__PROBLEM__. Would you copy the entries that follow exactly, leaving out every picture?

▬▬▬▬▬▬▬▬▬▬

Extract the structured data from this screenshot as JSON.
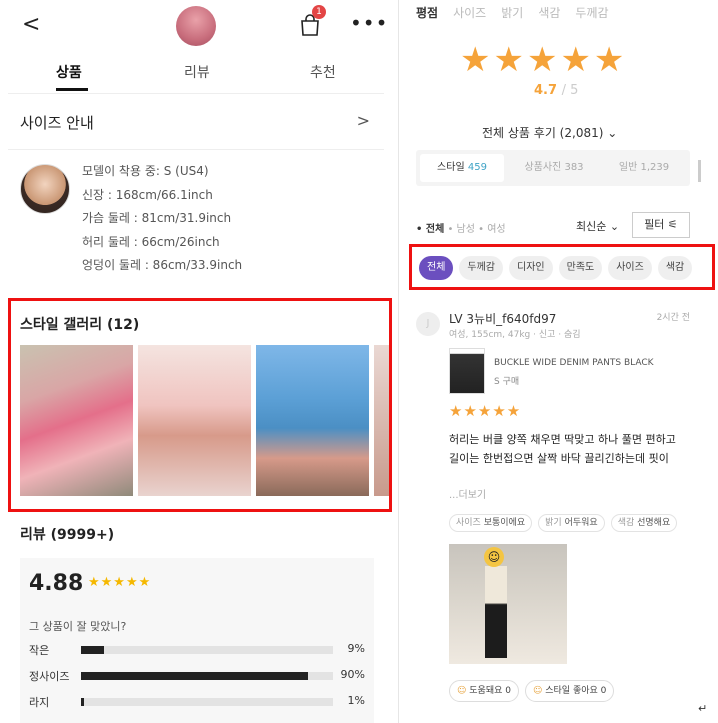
{
  "left": {
    "header": {
      "back": "<",
      "cart_badge": "1",
      "more": "•••"
    },
    "tabs": [
      {
        "label": "상품"
      },
      {
        "label": "리뷰"
      },
      {
        "label": "추천"
      }
    ],
    "size_guide": {
      "title": "사이즈 안내",
      "chevron": ">"
    },
    "model": {
      "lines": [
        "모델이 착용 중: S (US4)",
        "신장 : 168cm/66.1inch",
        "가슴 둘레 : 81cm/31.9inch",
        "허리 둘레 : 66cm/26inch",
        "엉덩이 둘레 : 86cm/33.9inch"
      ]
    },
    "gallery": {
      "title": "스타일 갤러리 (12)"
    },
    "review": {
      "title": "리뷰 (9999+)",
      "score": "4.88",
      "stars": "★★★★★",
      "fit_question": "그 상품이 잘 맞았니?",
      "fit": [
        {
          "label": "작은",
          "value": 9,
          "pct": "9%"
        },
        {
          "label": "정사이즈",
          "value": 90,
          "pct": "90%"
        },
        {
          "label": "라지",
          "value": 1,
          "pct": "1%"
        }
      ]
    }
  },
  "right": {
    "top_tabs": [
      "평점",
      "사이즈",
      "밝기",
      "색감",
      "두께감"
    ],
    "big_stars": "★★★★★",
    "avg": "4.7",
    "avg_max": "/ 5",
    "total": "전체 상품 후기 (2,081) ⌄",
    "segments": [
      {
        "label": "스타일",
        "count": "459"
      },
      {
        "label": "상품사진",
        "count": "383"
      },
      {
        "label": "일반",
        "count": "1,239"
      }
    ],
    "genders": {
      "all": "• 전체",
      "male": "• 남성",
      "female": "• 여성"
    },
    "sort": "최신순 ⌄",
    "filter": "필터 ⚟",
    "chips": [
      "전체",
      "두께감",
      "디자인",
      "만족도",
      "사이즈",
      "색감"
    ],
    "review": {
      "avatar": "J",
      "name": "LV 3뉴비_f640fd97",
      "time": "2시간 전",
      "meta": "여성, 155cm, 47kg · 신고 · 숨김",
      "product": "BUCKLE WIDE DENIM PANTS BLACK",
      "size": "S 구매",
      "stars": "★★★★★",
      "text1": "허리는 버클 양쪽 채우면 딱맞고 하나 풀면 편하고",
      "text2": "길이는 한번접으면 살짝 바닥 끌리긴하는데 핏이",
      "more": "...더보기",
      "tags": [
        {
          "k": "사이즈",
          "v": "보통이에요"
        },
        {
          "k": "밝기",
          "v": "어두워요"
        },
        {
          "k": "색감",
          "v": "선명해요"
        }
      ],
      "likes": [
        "도움돼요 0",
        "스타일 좋아요 0"
      ]
    },
    "cursor_glyph": "↵"
  }
}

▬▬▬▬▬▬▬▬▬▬

__EXERCISE OUTPUT__.
Extract the structured data from this screenshot as JSON.
{
  "left": {
    "header": {
      "back": "<",
      "cart_badge": "1",
      "more": "•••"
    },
    "tabs": [
      {
        "label": "상품"
      },
      {
        "label": "리뷰"
      },
      {
        "label": "추천"
      }
    ],
    "size_guide": {
      "title": "사이즈 안내",
      "chevron": ">"
    },
    "model": {
      "lines": [
        "모델이 착용 중: S (US4)",
        "신장 : 168cm/66.1inch",
        "가슴 둘레 : 81cm/31.9inch",
        "허리 둘레 : 66cm/26inch",
        "엉덩이 둘레 : 86cm/33.9inch"
      ]
    },
    "gallery": {
      "title": "스타일 갤러리 (12)"
    },
    "review": {
      "title": "리뷰 (9999+)",
      "score": "4.88",
      "stars": "★★★★★",
      "fit_question": "그 상품이 잘 맞았니?",
      "fit": [
        {
          "label": "작은",
          "value": 9,
          "pct": "9%"
        },
        {
          "label": "정사이즈",
          "value": 90,
          "pct": "90%"
        },
        {
          "label": "라지",
          "value": 1,
          "pct": "1%"
        }
      ]
    }
  },
  "right": {
    "top_tabs": [
      "평점",
      "사이즈",
      "밝기",
      "색감",
      "두께감"
    ],
    "big_stars": "★★★★★",
    "avg": "4.7",
    "avg_max": "/ 5",
    "total": "전체 상품 후기 (2,081) ⌄",
    "segments": [
      {
        "label": "스타일",
        "count": "459"
      },
      {
        "label": "상품사진",
        "count": "383"
      },
      {
        "label": "일반",
        "count": "1,239"
      }
    ],
    "genders": {
      "all": "• 전체",
      "male": "• 남성",
      "female": "• 여성"
    },
    "sort": "최신순 ⌄",
    "filter": "필터 ⚟",
    "chips": [
      "전체",
      "두께감",
      "디자인",
      "만족도",
      "사이즈",
      "색감"
    ],
    "review": {
      "avatar": "J",
      "name": "LV 3뉴비_f640fd97",
      "time": "2시간 전",
      "meta": "여성, 155cm, 47kg · 신고 · 숨김",
      "product": "BUCKLE WIDE DENIM PANTS BLACK",
      "size": "S 구매",
      "stars": "★★★★★",
      "text1": "허리는 버클 양쪽 채우면 딱맞고 하나 풀면 편하고",
      "text2": "길이는 한번접으면 살짝 바닥 끌리긴하는데 핏이",
      "more": "...더보기",
      "tags": [
        {
          "k": "사이즈",
          "v": "보통이에요"
        },
        {
          "k": "밝기",
          "v": "어두워요"
        },
        {
          "k": "색감",
          "v": "선명해요"
        }
      ],
      "likes": [
        "도움돼요 0",
        "스타일 좋아요 0"
      ]
    },
    "cursor_glyph": "↵"
  }
}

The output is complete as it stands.